That’s a question I asked myself for a decade even though I kinda, sorta knew the answer.
There are all kinds of checklists now, some that differentiate between the social drinker, the heavy drinker and the problem drinker. (For example, see Psychology Today 2009) Checklists can be helpful, especially as we live in times when drinking alcohol is the norm: acceptable, preferred and encouraged.
The bottom line question for all categories of imbibers is how well they manage their lives if they take a drink.
Most people manage just fine. Some of us don’t. I was one who didn’t, but I didn’t need a checklist to grade my alcohol management skills.
I just needed to be honest.

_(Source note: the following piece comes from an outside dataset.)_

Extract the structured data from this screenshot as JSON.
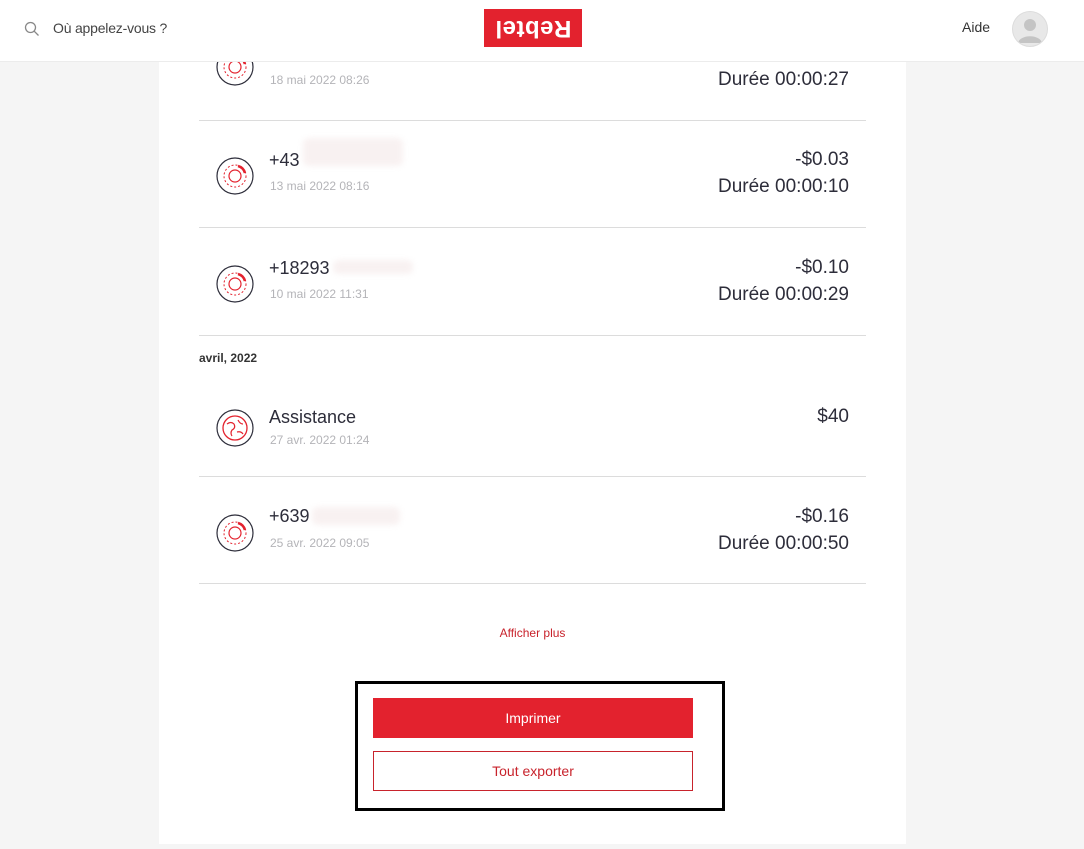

Honest is a tough word to define – and tougher to be. Especially when I want what I want. I read a great definition of honesty: it is the absence of the intent to deceive. (Emotional Sobriety: The Next Frontier, Page 10) I wanted to prove my drinking was not out of control — and maybe a little deception was necessary.
Of everybody I wanted to convince I was not an alcoholic, it was myself I tried most eagerly to persuade to be a social drinker. Frankly, nobody cared about my drinking the way I did. Providentially, I came across a concise comment:
You’ll stop worrying about what people think of you, when you realize how seldom they do. (Anonymous)
When I finally got it, that my opinion of my drinking was one that mattered, I slowly opened my heart to getting help. When I quit asking myself if I were an alcoholic, and asked God, I not only got an answer – but I got a Helper.
My Helper has been a willing and compassionate companion who enabled me to evaluate my impulses, intentions and idiosyncrasies —
Search me, O God, and know my heart;
test me and know my anxious thoughts.
Point out anything in me that offends you,
and lead me along the path of everlasting life. (Psalm 139:23-24)
He alone has enabled me to look into the mirror and see more than my sins, inadequacy, and disappointments. (Psalm 103:12) And He put me in touch with folks and a program of recovery that works as I work it.
Drinking too much may or may not be a sign of alcoholism. I heard an AA-er say recently that they would loved to have gone on some of the benders others in the room describe. But even one drink was one too many – one drink, all inhibitions were gone – and trouble followed.
We really are many and varied.
And if your life is unmanageable, gentle reader, to any degree due to the use of alcohol, yours or someone else’s, you are most welcome to ask my Higher Power, what next? (Psalm 50:15)